[Start of section]

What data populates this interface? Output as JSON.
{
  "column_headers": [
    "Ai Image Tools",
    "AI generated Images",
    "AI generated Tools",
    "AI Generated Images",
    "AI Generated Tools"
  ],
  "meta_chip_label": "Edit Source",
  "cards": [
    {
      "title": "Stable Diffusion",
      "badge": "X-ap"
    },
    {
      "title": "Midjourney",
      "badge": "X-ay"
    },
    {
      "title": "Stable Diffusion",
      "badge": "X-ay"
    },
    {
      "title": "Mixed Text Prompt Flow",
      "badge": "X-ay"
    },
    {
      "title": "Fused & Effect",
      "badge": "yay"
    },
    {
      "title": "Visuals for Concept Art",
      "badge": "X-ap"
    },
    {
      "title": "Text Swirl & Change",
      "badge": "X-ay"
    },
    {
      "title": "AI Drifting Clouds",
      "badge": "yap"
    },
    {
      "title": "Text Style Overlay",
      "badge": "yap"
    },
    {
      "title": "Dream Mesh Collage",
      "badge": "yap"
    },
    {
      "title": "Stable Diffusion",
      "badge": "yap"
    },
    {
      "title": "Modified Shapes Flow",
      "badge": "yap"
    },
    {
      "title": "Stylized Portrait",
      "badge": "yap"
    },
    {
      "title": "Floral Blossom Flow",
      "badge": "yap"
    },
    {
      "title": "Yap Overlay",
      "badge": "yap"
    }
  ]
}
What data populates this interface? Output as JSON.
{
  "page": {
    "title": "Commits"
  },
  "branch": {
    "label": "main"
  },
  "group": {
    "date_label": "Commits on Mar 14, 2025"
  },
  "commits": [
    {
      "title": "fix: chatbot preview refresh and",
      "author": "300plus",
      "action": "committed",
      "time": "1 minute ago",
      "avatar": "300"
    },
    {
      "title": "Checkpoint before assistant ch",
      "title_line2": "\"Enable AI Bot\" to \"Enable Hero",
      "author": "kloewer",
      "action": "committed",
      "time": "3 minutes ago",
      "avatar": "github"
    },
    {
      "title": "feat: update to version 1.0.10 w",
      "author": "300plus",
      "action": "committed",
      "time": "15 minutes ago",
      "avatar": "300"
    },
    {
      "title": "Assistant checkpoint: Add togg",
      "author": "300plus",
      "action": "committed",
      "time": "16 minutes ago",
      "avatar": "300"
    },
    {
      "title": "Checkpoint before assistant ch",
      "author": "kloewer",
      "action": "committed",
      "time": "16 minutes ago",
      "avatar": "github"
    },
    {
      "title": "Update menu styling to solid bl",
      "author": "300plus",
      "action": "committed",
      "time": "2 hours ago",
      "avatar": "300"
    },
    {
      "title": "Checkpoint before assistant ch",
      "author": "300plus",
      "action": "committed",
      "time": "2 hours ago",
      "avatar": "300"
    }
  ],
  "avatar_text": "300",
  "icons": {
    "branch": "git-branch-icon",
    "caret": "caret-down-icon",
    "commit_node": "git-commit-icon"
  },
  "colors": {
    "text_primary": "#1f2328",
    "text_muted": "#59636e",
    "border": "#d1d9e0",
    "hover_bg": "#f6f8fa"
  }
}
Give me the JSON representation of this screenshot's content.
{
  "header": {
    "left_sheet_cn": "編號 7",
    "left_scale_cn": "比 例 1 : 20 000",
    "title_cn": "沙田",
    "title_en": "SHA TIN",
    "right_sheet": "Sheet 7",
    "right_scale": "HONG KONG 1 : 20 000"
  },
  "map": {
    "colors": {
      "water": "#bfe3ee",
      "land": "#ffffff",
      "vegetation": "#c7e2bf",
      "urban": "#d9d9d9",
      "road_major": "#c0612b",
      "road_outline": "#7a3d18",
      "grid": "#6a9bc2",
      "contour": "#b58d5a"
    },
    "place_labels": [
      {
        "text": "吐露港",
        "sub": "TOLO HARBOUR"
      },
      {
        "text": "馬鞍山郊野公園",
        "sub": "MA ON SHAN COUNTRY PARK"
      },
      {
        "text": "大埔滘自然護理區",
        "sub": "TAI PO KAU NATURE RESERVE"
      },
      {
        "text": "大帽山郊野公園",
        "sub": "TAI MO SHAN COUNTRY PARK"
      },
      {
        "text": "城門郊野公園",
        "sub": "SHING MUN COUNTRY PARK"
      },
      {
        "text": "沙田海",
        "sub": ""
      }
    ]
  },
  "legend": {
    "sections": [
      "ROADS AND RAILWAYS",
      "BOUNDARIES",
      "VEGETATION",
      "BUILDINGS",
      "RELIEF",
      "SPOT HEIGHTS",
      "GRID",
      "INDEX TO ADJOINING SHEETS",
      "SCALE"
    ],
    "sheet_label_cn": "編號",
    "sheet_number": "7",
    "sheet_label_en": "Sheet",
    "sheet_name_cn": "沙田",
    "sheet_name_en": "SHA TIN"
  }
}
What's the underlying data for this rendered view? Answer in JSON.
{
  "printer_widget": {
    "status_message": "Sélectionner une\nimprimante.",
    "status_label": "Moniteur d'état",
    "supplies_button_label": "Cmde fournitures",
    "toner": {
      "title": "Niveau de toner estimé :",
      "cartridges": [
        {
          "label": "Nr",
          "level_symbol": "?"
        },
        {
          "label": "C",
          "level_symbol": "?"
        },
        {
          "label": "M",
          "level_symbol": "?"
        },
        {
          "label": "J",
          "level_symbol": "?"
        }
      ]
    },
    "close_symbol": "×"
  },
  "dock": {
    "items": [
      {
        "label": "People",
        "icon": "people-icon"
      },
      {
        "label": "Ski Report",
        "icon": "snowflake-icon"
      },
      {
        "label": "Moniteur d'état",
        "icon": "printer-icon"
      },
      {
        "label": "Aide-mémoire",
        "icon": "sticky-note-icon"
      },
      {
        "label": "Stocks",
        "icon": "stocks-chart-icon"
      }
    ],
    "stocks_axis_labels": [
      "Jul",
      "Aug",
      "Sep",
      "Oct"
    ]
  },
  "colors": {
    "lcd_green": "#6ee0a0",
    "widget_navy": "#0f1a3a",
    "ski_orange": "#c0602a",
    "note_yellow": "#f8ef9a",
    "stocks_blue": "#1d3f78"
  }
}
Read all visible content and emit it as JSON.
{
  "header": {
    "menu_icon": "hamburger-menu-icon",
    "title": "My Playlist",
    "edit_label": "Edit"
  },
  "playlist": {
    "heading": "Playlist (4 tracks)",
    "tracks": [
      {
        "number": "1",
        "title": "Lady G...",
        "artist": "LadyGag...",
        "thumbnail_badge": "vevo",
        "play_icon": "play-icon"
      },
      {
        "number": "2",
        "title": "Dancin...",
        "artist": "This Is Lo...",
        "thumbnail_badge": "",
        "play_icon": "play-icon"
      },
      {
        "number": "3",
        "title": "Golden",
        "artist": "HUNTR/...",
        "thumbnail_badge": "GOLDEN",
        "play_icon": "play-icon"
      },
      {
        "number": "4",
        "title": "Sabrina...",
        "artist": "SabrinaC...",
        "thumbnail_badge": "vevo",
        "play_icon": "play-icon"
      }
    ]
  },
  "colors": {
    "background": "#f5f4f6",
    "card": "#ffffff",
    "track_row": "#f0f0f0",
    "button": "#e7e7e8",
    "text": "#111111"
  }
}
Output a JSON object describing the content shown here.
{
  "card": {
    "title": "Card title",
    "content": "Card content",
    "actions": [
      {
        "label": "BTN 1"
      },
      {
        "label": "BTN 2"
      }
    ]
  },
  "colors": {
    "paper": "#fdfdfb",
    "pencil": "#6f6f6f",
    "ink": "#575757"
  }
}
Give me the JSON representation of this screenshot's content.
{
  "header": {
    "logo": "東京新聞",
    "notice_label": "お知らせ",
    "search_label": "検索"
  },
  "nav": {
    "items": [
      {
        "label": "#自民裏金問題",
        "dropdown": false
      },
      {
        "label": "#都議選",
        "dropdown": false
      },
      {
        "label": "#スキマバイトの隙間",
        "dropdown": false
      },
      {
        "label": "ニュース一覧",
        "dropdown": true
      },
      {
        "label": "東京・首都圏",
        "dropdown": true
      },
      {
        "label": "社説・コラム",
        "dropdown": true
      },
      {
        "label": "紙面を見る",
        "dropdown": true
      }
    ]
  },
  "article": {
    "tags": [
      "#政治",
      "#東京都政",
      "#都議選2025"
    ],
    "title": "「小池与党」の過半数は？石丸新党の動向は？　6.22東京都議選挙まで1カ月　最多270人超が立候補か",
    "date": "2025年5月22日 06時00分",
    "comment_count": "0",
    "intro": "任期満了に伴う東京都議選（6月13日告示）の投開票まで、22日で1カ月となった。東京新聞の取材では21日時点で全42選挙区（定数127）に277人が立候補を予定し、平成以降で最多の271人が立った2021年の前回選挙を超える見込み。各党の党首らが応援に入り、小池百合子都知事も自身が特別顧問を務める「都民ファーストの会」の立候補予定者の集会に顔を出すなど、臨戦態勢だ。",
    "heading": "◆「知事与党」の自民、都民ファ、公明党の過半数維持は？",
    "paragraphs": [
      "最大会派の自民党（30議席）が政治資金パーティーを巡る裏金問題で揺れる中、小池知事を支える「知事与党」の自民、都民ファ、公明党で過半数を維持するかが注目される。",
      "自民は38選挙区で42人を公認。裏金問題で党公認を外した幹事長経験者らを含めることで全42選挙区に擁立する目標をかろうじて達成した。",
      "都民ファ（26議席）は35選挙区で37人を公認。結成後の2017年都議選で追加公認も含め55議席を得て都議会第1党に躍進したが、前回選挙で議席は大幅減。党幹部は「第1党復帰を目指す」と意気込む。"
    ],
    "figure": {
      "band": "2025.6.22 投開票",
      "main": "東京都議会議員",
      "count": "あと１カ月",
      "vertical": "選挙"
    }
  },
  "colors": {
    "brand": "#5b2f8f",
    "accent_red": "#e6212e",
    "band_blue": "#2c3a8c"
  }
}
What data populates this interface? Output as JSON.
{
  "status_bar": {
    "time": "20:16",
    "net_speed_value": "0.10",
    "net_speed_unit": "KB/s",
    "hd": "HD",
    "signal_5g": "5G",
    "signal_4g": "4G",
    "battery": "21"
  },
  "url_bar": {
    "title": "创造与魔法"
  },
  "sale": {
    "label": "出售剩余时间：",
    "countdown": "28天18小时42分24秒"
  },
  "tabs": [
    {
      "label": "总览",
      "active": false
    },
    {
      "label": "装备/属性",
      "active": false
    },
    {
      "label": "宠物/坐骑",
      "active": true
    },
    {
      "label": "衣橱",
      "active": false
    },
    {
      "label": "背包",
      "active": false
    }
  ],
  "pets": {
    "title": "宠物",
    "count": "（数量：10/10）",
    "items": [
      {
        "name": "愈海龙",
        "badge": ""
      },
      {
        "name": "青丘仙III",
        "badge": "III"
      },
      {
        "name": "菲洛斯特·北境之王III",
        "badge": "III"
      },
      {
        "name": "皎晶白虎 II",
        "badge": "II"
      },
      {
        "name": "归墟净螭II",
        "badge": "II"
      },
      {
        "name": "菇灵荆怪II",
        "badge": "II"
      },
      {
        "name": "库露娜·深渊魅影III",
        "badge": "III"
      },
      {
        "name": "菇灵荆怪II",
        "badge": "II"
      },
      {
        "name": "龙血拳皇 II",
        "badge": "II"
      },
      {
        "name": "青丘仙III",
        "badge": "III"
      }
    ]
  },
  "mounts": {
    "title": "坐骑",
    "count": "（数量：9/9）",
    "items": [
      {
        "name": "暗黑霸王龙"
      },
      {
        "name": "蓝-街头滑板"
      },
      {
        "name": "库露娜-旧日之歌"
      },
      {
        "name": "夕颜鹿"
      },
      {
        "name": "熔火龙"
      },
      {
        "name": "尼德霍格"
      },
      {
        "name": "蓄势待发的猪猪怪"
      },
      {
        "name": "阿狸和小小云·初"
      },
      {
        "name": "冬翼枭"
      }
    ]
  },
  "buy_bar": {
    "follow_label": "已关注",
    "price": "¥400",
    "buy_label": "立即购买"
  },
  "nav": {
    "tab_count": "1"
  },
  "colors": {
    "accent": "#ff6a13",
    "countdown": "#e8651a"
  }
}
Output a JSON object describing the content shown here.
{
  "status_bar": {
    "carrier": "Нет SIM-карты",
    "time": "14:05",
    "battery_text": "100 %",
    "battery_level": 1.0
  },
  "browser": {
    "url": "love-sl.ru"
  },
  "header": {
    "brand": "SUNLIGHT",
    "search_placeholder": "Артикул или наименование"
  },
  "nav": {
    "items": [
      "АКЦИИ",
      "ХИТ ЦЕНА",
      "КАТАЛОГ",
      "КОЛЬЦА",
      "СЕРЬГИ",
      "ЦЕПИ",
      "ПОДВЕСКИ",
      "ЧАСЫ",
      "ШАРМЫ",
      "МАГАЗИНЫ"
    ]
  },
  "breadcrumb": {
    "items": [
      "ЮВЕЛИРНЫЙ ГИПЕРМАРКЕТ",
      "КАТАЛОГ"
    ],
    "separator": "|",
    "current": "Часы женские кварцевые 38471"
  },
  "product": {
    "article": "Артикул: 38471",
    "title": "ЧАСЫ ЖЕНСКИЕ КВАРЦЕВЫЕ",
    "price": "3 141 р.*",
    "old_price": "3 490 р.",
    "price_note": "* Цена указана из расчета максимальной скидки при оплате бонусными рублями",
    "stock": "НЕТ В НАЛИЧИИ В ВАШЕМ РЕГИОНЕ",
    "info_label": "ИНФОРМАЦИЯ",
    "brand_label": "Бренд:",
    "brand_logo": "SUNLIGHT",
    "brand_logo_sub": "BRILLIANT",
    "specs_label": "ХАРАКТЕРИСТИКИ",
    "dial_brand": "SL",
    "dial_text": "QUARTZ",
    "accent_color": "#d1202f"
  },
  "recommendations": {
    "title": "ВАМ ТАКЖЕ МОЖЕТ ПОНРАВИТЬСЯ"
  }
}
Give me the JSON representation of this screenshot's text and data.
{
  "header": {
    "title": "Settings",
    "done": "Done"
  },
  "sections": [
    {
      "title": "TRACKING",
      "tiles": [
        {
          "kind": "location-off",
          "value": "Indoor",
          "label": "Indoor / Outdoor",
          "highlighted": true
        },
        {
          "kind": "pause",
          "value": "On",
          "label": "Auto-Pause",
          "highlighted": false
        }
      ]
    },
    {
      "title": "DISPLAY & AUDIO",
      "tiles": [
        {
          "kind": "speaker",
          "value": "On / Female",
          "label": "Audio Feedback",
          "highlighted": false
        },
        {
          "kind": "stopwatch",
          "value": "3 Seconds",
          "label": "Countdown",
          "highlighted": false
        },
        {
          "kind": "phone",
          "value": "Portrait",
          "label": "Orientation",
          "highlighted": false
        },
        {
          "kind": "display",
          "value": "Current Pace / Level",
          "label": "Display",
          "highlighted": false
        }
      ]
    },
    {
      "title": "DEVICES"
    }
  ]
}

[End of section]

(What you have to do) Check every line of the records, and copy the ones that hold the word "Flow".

(Solution for this exercise)
      "title": "Mixed Text Prompt Flow",
      "title": "Modified Shapes Flow",
      "title": "Floral Blossom Flow",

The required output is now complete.